Haven't found the Essay You Want?
For Only $12.90/page

Hofstede analysis Essay

1. Power distance: the extent to which the less powerful members of institutions and organisations within a country expect and accept that power is distributed unequally. 2. Individualism- the degree of interdependence a society maintains among its members. 3. Masculinity / Femininity-The fundamental issue here is what motivates people, wanting to be the best (masculine) or liking what you do (feminine).
 4. Uncertainty avoidance – The extent to which the members of a culture feel threatened by ambiguous or unknown situations and have created beliefs and institutions that try to avoid these 
 5. Long term orientation- the extent to which a society shows a pragmatic future-oriented perspective rather than a conventional historical short-term point of view.

Power distance
Thailand scores 64 on PDI index, slightly lower than the average Asian countries (71). It is a society in which inequalities are accepted; a strict chain of command and protocol are observed. Each rank has its privileges and employees show loyalty, respect and deference for their superiors in return for protection and guidance. This may lead to paternalistic management.
Thus, the attitude towards managers are more formal, the information flow is hierarchical and controlled. 


With a score of 20 Thailand is a highly collectivist country. This is manifest in a close long-term commitment to the member ‘group’ (a family, extended family, or extended relationships). Loyalty to the in-group in a collectivist culture is paramount, and over-rides most other societal rules and regulations. The society fosters strong relationships where everyone takes responsibility for fellow members of their group.
In order to preserve the in-group, Thai are not confrontational and in there communication a “Yes” may not mean an acceptance or agreement. An offence leads to loss of face and Thai are very sensitive not to feel shamed in front of their group.

Personal relationship is key to conducting business and it takes time to build such relations thus patience is necessary as well as not openly discuss business on first occasions. 

Masculinity / Femininity

Thailand scores 34 on this dimension and is thus considered a feminine society.

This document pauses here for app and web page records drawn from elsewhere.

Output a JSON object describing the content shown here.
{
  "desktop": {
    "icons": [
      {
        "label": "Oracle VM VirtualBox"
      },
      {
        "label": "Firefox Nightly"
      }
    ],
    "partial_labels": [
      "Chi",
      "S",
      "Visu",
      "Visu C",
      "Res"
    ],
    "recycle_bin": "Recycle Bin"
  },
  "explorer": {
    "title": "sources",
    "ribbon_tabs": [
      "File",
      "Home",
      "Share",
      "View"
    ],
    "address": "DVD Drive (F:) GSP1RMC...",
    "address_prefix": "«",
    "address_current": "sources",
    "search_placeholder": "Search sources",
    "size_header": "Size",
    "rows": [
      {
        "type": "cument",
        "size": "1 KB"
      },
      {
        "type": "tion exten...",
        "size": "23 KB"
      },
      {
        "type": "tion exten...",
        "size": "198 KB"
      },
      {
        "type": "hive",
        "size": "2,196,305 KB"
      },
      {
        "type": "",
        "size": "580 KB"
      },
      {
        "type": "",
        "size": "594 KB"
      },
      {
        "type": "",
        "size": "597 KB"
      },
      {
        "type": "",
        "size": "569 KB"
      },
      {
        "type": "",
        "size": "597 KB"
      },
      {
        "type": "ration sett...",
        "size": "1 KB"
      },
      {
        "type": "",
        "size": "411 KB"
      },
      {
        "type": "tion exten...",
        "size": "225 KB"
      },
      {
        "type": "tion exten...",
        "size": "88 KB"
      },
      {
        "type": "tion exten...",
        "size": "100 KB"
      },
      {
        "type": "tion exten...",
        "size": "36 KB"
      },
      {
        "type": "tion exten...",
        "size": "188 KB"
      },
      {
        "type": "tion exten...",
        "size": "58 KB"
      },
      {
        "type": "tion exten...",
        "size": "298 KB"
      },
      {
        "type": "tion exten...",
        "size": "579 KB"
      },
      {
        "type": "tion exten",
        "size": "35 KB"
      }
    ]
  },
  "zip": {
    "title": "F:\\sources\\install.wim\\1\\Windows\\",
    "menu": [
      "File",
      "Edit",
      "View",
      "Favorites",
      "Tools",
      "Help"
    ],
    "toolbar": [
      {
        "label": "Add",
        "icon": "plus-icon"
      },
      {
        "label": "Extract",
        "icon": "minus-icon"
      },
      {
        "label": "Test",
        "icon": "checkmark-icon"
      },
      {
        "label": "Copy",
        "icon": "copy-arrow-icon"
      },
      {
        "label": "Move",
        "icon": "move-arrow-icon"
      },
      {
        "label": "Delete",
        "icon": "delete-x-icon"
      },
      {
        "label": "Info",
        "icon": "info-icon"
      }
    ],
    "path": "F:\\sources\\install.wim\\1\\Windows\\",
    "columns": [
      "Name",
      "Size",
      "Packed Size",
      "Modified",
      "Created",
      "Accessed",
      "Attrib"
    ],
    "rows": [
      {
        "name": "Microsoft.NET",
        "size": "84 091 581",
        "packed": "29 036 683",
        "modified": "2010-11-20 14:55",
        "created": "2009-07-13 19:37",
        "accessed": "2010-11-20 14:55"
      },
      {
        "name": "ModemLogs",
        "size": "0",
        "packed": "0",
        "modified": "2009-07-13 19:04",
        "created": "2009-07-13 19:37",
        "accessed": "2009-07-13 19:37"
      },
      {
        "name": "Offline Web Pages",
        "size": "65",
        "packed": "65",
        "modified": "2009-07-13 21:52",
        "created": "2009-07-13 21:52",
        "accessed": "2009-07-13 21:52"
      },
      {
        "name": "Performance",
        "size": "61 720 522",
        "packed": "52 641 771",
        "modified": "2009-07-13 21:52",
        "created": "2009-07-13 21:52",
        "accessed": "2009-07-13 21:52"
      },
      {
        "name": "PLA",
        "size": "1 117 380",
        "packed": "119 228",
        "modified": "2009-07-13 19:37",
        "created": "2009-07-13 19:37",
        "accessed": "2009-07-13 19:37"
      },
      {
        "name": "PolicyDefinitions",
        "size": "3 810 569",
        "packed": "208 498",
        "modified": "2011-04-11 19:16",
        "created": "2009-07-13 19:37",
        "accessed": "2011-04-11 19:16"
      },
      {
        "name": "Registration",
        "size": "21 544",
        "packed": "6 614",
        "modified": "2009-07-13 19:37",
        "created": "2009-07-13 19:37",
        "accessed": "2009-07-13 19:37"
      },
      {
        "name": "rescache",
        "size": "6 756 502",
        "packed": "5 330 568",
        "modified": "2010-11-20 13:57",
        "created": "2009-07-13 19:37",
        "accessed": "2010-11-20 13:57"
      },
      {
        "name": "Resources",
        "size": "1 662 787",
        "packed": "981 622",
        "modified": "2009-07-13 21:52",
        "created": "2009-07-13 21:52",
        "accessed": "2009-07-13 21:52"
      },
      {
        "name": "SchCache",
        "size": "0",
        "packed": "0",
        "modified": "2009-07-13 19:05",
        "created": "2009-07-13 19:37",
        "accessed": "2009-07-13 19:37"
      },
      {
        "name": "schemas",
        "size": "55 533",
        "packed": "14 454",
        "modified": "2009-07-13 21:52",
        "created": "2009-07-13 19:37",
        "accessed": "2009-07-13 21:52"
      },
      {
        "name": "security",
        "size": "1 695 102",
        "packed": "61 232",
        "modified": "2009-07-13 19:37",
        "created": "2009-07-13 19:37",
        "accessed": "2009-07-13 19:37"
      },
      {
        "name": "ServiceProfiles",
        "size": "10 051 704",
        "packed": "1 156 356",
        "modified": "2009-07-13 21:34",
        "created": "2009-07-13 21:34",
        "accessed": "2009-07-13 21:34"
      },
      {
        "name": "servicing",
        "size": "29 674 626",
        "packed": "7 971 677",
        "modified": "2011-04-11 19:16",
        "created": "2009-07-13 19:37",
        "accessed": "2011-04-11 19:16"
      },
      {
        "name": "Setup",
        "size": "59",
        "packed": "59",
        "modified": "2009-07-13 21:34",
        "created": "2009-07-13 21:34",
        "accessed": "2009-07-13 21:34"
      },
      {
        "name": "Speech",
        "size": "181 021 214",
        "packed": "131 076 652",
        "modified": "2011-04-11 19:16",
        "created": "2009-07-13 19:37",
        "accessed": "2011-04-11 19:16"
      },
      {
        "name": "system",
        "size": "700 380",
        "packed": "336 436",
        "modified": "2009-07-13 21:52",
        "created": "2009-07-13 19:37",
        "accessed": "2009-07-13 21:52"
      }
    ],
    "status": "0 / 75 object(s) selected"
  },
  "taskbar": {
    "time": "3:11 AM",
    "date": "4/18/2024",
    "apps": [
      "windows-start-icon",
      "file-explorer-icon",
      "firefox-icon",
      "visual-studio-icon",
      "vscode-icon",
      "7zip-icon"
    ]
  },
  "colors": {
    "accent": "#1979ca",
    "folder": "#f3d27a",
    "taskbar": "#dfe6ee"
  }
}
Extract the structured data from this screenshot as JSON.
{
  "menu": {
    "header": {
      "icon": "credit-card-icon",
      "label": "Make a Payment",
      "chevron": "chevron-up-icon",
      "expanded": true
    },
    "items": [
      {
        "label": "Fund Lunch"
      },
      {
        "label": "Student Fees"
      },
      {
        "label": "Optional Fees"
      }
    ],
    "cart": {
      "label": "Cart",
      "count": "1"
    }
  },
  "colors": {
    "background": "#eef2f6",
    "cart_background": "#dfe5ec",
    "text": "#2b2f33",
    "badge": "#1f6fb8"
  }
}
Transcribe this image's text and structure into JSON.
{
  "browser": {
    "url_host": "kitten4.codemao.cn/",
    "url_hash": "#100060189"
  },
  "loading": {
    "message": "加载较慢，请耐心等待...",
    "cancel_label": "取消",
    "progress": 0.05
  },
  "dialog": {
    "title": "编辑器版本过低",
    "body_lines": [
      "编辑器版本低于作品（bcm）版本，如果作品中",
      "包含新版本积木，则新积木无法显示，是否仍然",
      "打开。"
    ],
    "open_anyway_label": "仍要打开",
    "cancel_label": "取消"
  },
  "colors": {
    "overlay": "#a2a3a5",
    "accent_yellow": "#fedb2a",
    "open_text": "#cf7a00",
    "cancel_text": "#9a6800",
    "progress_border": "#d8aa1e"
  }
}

Thailand has the lowest Masculinity ranking among the average Asian countries of 53 and the World average of 50. This lower level is indicative of a society with less assertiveness and competitiveness, as compared to one where these values are considered more important and significant. This situation also reinforces more traditional male and female roles within the population.

 Uncertainty avoidance

Thailand scores 64 on this dimension indicating a preference for avoiding uncertainty. 
In order to minimize or reduce this level of uncertainty, strict rules, laws, policies, and regulations are adopted and implemented. The ultimate goal of this population is to control everything in order to eliminate or avoid the unexpected. As a result of this high Uncertainty Avoidance characteristic, the society does not readily accept change and is very risk adverse. Change has to be seen for the greater good of the in-group. 

Long term orientation

With a score of 56 Thailand is a Long Term Oriented culture though not as much as for most Asian countries. 
LTO is manifest on their respect for tradition and inequality between people. 
Amongst the values that are praised, working hard and having a sense of moderation are dominant. The investment in personal relationships and network is paramount. Protecting one’s face is key and a protocol in their non confrontational behavior.
Their concern is not to look for one truth which helps them be flexible and pragmatic in negotiations.
Thai favor long term oriented perspective and thus Thailand deadlines and timescales are fluid.

Essay Topics:

Sorry, but copying text is forbidden on this website. If you need this or any other sample, we can send it to you via email. Please, specify your valid email address

We can't stand spam as much as you do No, thanks. I prefer suffering on my own